The United States warns that, if the time limitation is not tolledviolators of Section 16 a would profit from their wrongs: Simmonds maintains that failing to apply the Whittaker rule would obstruct Congress’s objective of curbing short-swing speculation by corporate insiders.

Justia makes no guarantees or warranties that the annotations are accurate or reflect the current state of law, and no annotation is intended to be, nor should it be construed as, legal advice. Sun River Energy, Inc.

Credit Suisse Securities (USA) LLC v. Simmonds – Wikipedia

The Chamber of Commerce explains ssimmonds awards from the lawsuit go to simmonde corporation, not the plaintiff, and concludes that plaintiffs do not have an interest in bringing suit. In this case, the Supreme Court will decide whether Section 16 b of the Securities Exchange Act of can be tolled in order to extend the period of time in which a plaintiff can bring suit to recoup profits made by defendants in the course of short-swing trading.

On the other hand, the Chamber of Commerce insists that tolling is unwarranted because Congress intended to tie the limitations period to the date the profits were realized, not the date of the harm to the plaintiff.

In a representative complaint, she alleged that the underwriters and the issuers’ insiders employed various mechanisms to inflate the aftermarket price of the stock wimmonds a level above the IPO price, allowing them to profit from the aftermarket sale.
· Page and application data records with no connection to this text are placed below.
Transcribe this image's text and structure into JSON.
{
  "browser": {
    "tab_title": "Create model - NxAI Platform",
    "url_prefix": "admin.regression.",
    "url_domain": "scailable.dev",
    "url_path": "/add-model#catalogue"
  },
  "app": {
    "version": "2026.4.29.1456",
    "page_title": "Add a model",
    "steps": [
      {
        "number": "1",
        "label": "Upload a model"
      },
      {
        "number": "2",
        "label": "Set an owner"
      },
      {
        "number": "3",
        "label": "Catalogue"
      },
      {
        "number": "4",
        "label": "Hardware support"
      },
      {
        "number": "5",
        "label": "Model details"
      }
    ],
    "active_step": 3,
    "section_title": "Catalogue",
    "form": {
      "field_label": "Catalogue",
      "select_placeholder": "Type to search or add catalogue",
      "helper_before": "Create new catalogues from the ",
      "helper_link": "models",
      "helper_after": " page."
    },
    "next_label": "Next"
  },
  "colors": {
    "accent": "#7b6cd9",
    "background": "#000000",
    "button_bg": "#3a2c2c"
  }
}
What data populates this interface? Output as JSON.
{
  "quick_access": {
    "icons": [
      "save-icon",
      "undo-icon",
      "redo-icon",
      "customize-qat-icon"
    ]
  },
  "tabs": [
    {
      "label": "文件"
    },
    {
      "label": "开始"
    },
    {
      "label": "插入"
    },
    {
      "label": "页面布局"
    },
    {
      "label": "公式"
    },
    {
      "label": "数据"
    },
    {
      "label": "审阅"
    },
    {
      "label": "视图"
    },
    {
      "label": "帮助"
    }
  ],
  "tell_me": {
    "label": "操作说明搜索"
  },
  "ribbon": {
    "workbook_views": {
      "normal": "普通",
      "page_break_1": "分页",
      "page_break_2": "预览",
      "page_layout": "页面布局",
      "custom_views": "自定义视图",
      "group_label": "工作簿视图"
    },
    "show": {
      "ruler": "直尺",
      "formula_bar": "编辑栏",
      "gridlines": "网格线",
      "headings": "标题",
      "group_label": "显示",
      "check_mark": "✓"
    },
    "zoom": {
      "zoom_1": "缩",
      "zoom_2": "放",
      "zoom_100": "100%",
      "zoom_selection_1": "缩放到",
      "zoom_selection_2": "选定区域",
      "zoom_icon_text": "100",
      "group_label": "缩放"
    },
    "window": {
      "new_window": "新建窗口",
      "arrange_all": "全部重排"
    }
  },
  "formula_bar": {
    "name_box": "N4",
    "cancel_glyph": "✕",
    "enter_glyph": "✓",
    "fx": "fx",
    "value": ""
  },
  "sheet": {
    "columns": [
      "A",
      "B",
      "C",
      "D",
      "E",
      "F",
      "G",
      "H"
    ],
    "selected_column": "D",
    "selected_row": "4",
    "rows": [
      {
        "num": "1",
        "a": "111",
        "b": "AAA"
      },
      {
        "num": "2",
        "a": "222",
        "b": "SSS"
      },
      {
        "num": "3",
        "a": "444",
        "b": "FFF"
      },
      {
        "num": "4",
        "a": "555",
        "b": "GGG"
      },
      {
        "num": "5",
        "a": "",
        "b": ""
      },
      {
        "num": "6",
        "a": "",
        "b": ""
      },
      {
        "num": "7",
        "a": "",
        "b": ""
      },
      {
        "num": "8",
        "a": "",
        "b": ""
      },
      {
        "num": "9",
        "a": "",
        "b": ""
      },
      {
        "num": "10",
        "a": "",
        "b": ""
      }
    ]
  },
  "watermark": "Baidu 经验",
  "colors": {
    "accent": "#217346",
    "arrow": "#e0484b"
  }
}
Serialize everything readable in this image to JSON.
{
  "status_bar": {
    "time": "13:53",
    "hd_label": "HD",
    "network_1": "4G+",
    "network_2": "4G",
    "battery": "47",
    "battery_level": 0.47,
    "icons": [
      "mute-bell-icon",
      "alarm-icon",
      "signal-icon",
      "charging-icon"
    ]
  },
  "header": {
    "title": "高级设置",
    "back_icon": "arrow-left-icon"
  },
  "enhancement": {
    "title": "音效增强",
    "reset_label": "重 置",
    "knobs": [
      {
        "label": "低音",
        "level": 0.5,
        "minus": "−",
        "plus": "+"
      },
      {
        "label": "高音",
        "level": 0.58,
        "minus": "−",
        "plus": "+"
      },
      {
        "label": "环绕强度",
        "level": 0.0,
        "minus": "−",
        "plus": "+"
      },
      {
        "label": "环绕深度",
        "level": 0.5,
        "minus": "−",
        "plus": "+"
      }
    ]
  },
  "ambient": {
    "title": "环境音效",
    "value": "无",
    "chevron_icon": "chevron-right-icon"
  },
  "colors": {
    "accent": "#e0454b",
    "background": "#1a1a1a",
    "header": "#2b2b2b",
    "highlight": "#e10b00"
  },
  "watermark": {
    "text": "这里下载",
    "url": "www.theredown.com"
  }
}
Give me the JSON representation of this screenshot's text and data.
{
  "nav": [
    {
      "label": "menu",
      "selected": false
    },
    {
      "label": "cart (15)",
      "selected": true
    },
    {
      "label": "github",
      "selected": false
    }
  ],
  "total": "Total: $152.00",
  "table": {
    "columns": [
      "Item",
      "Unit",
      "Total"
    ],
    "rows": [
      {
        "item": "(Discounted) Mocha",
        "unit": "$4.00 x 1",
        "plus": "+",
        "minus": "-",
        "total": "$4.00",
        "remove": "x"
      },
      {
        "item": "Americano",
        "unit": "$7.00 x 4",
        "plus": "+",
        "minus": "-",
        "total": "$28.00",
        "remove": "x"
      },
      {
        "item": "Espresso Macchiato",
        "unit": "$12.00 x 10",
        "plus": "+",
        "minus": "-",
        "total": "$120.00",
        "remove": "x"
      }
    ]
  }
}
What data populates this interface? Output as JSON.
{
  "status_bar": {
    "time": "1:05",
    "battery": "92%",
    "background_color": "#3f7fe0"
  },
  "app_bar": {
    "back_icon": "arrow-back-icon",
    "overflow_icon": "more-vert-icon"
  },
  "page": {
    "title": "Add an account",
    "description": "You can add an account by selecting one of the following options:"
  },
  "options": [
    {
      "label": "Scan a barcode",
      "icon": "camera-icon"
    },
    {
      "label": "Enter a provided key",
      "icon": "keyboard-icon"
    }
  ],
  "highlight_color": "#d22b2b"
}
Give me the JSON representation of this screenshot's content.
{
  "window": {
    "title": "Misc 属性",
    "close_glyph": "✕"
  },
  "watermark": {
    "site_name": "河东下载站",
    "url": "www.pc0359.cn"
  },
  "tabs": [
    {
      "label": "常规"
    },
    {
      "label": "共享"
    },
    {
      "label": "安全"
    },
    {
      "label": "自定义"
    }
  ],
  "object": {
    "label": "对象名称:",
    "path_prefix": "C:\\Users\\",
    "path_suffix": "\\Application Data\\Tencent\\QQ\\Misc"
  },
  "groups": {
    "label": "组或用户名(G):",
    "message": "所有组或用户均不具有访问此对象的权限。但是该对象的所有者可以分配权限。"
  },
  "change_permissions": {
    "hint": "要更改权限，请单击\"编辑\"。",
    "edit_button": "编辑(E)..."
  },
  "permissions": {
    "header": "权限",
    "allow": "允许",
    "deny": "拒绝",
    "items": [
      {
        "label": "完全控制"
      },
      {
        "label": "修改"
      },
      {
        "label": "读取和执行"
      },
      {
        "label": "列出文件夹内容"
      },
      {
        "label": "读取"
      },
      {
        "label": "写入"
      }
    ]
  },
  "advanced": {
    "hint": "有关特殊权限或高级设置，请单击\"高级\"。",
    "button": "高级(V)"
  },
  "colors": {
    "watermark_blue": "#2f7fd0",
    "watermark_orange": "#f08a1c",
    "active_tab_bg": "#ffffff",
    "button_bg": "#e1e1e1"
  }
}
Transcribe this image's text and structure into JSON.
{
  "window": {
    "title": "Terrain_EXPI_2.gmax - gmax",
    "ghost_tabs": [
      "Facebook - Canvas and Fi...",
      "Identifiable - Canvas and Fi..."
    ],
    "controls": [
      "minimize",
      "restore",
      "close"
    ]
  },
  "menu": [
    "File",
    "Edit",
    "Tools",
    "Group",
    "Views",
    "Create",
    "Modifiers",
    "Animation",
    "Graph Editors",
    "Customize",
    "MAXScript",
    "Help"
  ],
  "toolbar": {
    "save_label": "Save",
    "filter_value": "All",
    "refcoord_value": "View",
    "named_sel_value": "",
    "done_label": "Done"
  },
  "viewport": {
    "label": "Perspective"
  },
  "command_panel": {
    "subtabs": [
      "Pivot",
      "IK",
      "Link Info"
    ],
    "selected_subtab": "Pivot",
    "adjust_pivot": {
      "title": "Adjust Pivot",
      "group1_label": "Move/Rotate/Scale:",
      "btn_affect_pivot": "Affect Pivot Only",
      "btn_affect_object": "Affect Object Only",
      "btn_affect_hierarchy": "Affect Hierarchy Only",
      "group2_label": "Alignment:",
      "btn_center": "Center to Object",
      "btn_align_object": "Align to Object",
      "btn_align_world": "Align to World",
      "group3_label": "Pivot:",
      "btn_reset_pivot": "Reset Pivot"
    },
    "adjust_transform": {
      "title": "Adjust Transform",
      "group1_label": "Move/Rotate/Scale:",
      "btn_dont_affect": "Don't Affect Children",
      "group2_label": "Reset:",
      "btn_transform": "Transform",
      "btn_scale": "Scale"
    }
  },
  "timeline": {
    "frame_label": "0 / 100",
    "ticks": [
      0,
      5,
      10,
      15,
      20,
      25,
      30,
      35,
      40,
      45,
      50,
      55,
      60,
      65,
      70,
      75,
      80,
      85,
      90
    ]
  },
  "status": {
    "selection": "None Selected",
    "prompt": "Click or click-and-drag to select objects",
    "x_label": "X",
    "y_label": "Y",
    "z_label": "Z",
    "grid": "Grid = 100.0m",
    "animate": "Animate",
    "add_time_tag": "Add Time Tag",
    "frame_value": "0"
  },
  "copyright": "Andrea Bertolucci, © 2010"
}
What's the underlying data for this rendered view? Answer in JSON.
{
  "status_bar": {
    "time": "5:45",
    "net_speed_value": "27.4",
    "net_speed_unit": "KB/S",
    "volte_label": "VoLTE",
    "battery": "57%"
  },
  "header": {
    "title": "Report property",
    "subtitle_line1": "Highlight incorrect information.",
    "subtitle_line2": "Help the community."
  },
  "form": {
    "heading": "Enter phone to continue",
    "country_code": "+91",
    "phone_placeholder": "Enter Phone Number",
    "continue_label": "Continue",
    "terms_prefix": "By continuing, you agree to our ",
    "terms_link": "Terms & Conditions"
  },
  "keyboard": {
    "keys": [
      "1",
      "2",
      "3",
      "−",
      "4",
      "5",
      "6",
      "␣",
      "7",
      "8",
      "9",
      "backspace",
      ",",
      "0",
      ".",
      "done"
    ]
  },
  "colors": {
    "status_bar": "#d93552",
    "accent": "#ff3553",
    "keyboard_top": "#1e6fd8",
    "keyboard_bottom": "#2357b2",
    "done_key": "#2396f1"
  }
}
As that court itself recognized, this actual-notice rule departs from usual equitable-tolling principles. Opinion Announcement – March 26,